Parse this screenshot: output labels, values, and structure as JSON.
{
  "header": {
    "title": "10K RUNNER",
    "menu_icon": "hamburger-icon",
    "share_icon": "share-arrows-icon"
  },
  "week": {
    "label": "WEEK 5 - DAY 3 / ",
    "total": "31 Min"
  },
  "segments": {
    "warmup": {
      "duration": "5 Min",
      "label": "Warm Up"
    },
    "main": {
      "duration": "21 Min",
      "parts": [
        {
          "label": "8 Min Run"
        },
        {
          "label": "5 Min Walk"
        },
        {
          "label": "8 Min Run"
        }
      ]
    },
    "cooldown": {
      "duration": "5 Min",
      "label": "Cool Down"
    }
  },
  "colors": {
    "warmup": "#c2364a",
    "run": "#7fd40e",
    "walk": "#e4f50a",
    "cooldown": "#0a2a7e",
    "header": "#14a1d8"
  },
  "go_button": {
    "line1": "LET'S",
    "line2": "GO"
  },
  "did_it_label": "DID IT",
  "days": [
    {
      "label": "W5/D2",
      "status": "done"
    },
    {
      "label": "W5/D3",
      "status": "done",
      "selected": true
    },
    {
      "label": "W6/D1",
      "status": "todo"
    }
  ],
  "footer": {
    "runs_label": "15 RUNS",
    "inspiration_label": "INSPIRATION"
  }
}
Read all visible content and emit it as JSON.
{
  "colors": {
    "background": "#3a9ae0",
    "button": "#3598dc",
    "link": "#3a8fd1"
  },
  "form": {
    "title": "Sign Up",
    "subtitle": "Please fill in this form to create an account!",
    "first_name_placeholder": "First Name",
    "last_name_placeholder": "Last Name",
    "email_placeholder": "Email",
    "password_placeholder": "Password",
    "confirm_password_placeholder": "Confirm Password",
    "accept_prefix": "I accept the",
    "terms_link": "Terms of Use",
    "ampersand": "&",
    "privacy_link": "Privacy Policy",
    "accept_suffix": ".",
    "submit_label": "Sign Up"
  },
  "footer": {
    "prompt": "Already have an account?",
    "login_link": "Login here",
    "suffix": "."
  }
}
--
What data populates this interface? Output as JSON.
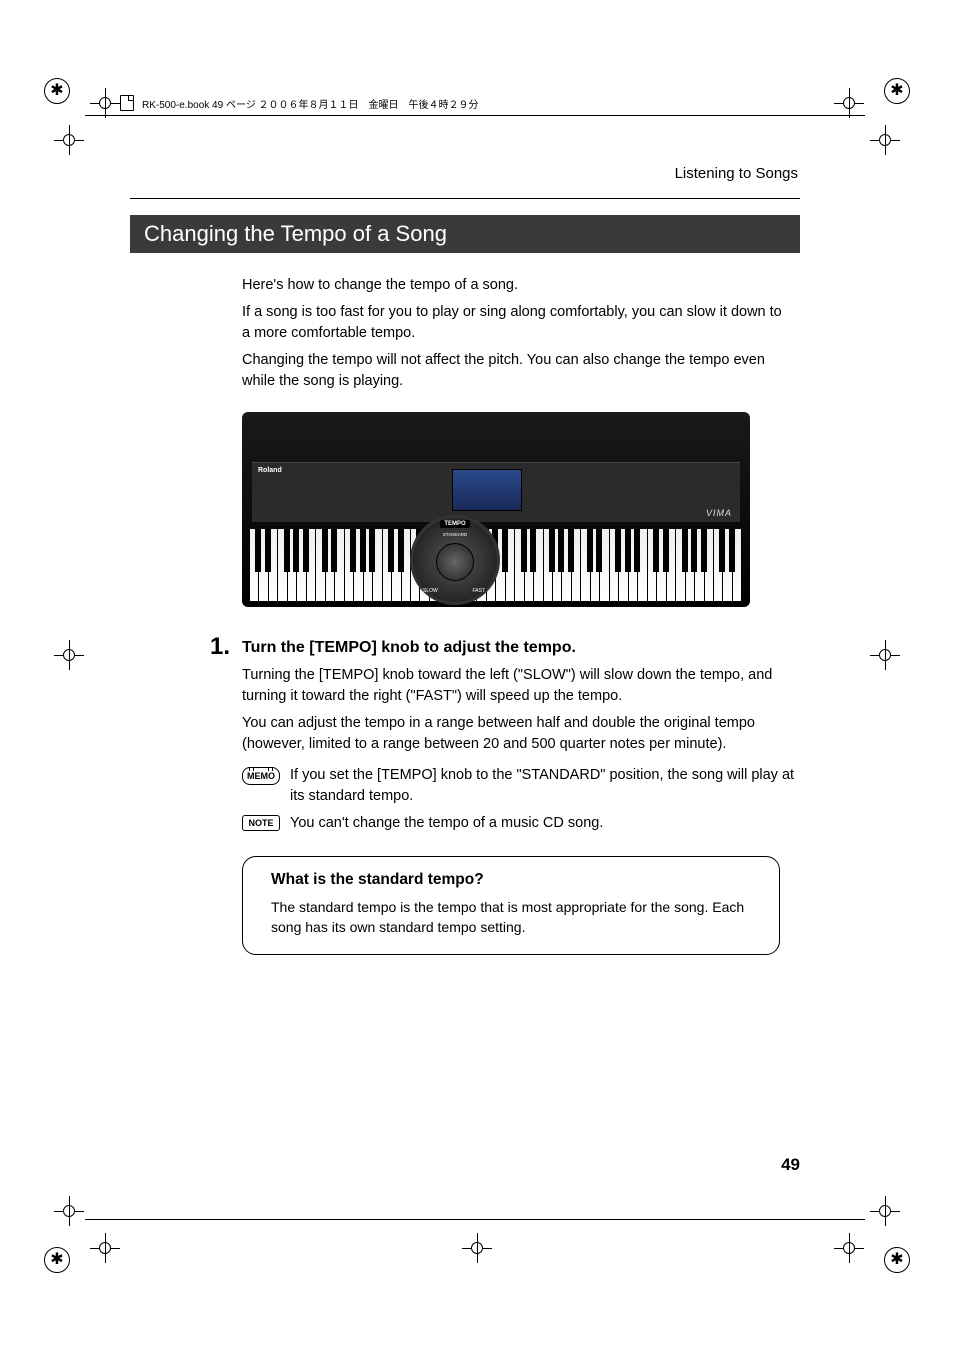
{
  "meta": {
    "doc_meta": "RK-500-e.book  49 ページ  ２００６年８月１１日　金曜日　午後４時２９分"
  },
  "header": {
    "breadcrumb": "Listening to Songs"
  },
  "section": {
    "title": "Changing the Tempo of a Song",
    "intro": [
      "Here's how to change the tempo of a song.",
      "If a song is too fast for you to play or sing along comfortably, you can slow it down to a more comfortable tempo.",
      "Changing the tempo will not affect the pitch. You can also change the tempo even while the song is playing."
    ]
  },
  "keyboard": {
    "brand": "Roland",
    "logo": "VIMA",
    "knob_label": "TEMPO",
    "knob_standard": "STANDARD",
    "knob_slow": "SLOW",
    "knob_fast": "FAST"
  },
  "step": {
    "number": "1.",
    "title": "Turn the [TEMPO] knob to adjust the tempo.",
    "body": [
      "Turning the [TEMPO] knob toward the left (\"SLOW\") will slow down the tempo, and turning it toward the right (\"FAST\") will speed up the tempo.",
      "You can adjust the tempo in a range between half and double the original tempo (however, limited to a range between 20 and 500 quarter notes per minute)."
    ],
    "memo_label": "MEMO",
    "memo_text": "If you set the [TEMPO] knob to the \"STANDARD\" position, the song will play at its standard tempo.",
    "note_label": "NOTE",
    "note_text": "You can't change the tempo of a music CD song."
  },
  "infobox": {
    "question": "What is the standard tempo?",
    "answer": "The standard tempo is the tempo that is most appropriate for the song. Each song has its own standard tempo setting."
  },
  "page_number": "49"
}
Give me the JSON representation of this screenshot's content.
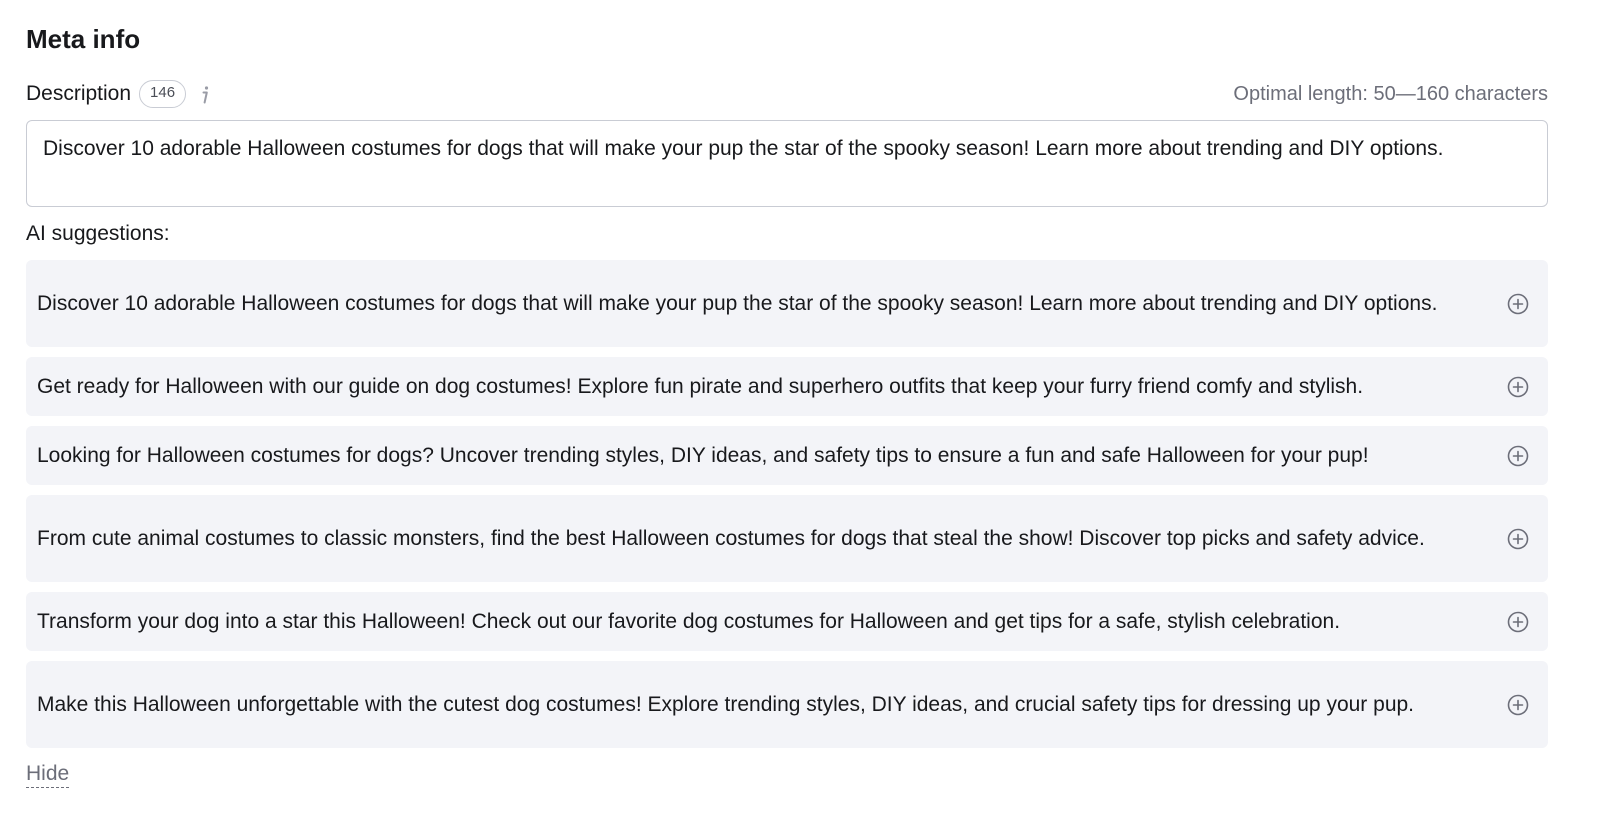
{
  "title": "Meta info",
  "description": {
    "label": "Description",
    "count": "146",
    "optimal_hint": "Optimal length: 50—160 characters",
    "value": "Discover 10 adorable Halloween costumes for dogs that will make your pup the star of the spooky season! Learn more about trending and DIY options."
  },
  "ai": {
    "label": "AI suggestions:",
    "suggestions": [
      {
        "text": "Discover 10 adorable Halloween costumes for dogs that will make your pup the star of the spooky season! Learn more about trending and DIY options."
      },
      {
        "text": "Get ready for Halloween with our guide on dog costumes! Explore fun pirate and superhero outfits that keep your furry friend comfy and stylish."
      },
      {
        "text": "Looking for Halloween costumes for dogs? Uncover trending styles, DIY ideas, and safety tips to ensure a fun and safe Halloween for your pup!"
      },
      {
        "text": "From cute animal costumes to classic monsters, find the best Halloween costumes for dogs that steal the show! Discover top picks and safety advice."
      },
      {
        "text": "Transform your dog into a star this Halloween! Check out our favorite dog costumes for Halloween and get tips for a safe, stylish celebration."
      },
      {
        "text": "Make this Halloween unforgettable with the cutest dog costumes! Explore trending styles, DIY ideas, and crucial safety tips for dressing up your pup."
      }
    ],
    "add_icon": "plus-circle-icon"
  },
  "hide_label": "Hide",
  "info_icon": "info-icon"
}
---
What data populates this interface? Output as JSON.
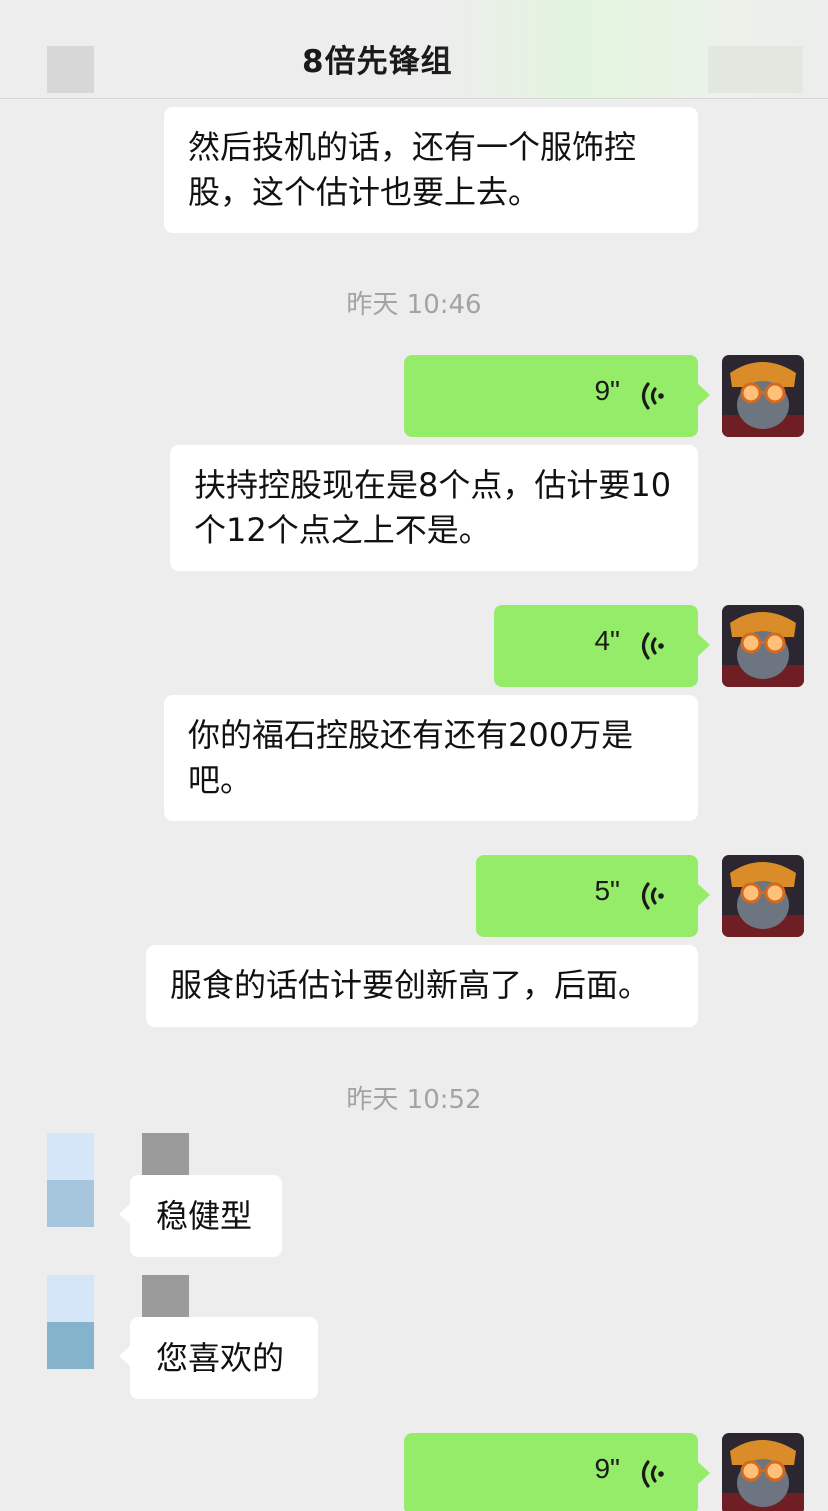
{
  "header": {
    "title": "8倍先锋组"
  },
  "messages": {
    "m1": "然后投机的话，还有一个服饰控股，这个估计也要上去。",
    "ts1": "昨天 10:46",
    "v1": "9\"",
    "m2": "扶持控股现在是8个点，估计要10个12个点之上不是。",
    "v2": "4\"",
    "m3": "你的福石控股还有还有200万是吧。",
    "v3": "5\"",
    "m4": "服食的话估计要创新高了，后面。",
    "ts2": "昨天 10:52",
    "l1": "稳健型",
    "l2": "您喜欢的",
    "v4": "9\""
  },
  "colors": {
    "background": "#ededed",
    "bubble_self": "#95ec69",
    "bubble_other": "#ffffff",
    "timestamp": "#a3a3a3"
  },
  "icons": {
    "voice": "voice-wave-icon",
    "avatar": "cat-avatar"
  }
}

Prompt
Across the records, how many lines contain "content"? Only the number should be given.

Answer box
2